----- Recorded information

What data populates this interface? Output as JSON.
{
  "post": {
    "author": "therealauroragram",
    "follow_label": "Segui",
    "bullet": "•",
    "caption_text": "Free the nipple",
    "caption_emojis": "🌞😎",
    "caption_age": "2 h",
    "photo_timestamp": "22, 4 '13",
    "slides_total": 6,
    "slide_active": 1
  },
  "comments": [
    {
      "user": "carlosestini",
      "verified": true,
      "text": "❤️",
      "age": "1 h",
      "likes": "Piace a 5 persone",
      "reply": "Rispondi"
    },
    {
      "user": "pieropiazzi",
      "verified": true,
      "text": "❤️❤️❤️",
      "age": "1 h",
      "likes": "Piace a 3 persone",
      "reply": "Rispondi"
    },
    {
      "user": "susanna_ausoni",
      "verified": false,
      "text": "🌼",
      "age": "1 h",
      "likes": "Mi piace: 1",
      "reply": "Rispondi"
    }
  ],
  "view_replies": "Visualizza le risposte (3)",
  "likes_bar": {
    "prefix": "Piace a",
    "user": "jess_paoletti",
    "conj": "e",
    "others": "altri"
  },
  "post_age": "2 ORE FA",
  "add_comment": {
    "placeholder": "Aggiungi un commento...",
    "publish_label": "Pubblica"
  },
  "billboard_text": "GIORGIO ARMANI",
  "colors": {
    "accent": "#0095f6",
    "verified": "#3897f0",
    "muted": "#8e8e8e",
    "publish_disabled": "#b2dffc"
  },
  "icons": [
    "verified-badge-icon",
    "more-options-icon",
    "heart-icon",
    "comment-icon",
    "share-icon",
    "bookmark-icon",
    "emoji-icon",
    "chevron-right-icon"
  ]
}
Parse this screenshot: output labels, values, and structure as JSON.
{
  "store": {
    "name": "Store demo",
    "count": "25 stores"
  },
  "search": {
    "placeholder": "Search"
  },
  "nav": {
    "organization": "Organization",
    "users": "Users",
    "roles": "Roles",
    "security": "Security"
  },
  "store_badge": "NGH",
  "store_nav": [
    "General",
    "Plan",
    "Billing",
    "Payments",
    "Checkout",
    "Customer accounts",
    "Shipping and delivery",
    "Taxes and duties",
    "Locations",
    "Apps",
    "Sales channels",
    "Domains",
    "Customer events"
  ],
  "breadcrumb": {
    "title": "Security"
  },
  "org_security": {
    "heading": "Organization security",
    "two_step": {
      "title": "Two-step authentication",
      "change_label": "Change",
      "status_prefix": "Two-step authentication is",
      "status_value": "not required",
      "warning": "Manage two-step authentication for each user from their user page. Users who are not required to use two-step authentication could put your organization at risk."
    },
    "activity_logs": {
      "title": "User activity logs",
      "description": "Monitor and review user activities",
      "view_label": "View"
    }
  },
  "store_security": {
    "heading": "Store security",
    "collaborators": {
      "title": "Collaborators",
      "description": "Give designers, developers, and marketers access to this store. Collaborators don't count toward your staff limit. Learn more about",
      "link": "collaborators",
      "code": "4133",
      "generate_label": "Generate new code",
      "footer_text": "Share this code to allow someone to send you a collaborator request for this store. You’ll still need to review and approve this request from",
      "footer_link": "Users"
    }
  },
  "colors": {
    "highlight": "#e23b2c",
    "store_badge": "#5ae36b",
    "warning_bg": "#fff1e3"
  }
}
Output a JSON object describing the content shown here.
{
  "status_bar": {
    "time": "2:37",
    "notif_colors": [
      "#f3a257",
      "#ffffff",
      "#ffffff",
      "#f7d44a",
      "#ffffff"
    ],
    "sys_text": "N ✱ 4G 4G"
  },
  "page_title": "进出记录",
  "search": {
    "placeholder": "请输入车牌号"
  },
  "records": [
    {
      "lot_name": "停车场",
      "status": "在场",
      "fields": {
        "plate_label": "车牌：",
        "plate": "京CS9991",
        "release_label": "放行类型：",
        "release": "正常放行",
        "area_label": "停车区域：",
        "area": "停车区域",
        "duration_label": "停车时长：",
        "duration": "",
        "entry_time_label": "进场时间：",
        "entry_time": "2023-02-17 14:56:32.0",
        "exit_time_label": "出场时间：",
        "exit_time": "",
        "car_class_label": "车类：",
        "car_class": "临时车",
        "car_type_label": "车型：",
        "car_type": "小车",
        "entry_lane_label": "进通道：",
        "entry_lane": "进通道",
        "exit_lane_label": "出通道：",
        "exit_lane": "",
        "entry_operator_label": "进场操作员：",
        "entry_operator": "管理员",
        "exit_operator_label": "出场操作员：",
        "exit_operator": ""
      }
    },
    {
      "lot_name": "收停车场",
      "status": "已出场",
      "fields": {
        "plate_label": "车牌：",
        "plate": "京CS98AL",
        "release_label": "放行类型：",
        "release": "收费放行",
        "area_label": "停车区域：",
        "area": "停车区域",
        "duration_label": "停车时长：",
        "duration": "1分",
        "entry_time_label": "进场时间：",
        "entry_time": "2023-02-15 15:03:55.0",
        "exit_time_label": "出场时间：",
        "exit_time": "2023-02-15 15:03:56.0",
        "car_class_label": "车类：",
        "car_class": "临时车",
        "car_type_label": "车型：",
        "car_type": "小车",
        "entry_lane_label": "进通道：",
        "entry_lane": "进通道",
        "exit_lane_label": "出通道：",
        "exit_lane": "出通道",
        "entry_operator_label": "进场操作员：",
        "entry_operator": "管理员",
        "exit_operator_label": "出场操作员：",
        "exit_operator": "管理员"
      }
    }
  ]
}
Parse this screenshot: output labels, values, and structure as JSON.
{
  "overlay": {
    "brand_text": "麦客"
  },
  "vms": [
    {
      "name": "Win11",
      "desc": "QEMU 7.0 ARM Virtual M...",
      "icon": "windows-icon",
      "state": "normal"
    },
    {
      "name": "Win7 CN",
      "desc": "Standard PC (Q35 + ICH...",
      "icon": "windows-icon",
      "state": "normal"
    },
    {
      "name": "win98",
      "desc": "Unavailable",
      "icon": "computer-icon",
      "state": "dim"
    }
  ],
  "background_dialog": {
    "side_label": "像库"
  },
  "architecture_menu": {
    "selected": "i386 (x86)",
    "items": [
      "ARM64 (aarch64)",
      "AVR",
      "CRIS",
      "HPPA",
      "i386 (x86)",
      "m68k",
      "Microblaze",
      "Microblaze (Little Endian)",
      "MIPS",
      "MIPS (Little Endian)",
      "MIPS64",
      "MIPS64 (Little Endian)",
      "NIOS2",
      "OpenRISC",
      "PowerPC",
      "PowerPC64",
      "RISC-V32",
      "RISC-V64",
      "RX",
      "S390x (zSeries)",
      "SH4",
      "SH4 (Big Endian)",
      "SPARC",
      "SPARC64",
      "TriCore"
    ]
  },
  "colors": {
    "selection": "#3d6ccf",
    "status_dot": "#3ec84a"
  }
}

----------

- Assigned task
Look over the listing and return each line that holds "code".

- Output
      "code": "4133",
      "generate_label": "Generate new code",
      "footer_text": "Share this code to allow someone to send you a collaborator request for this store. You’ll still need to review and approve this request from",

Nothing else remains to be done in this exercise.